BOUTS-RIMÉS, literally (from the French) “rhymed ends,” the name given in all literatures to a kind of verses of which no better definition can be found than was made by Addison, in the Spectator, when he described them as “lists of words that rhyme to one another, drawn up by another hand, and given to a poet, who was to make a poem to the rhymes in the same order that they were placed upon the list.” The more odd and perplexing the rhymes are, the more ingenuity is required to give a semblance of common-sense to the production. For instance, the rhymes breeze, elephant, squeeze, pant, scant, please, hope, pope are submitted, and the following stanza is the result:—

Escaping from the Indian breeze,
The vast, sententious elephant
Through groves of sandal loves to squeeze
And in their fragrant shade to pant;
Although the shelter there be scant,
The vivid odours soothe and please,
And while he yields to dreams of hope,
Adoring beasts surround their Pope.

The invention of bouts-rimés is attributed to a minor French poet of the 17th century, Dulot, of whom little else is remembered. According to the Menagiana, about the year 1648, Dulot was complaining one day that he had been robbed of a number of valuable papers, and, in particular, of three hundred sonnets. Surprise being expressed at his having written so many, Dulot explained that they were all “blank sonnets,” that is to say, that he had put down the rhymes and nothing else.
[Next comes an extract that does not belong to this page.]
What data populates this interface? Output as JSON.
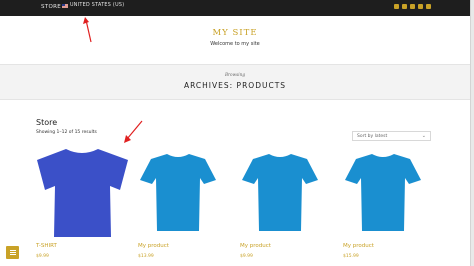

The idea struck every one as amusing, and what Dulot had done seriously was taken up as a jest. Bouts-rimés became the fashion, and in 1654 no less a person than Sarrasin composed a satire against them, entitled La Défaite des bouts-rimés, which enjoyed a great success. Nevertheless, they continued to be abundantly composed in France throughout the 17th century and a great part of the 18th century. In 1701 Etienne Mallemans (d. 1716) published a collection of serious sonnets, all written to rhymes selected for him by the duchess of Maine. Neither Piron, nor Marmontel, nor La Motte disdained this ingenious exercise, and early in the 19th century the fashion was revived. The most curious incident, however, in the history of bouts-rimés is the fact that the elder Alexandre Dumas, in 1864, took them under his protection. He issued an invitation to all the poets of France to display their skill by composing to sets of rhymes selected for the purpose by the poet, Joseph Méry (1798–1866). No fewer than 350 writers responded to the appeal, and Dumas published the result, as a volume, in 1865.

W. M. Rossetti, in the memoir of his brother prefixed to D. G. Rossetti’s Collected Works (1886), mentions that, especially in 1848 and 1849, he and Dante Gabriel Rossetti constantly practised their pens in writing sonnets to bouts-rimés, each giving the other the rhymes for a sonnet, and Dante Gabriel writing off these exercises in verse-making at the rate of a sonnet in five or eight minutes. Most of W. M. Rossetti’s poems in The Germ were bouts-rimés experiments. Many of Dante Gabriel’s, a little touched up, remained in his brother’s possession, but were not included in the Collected Works.  (E. G.)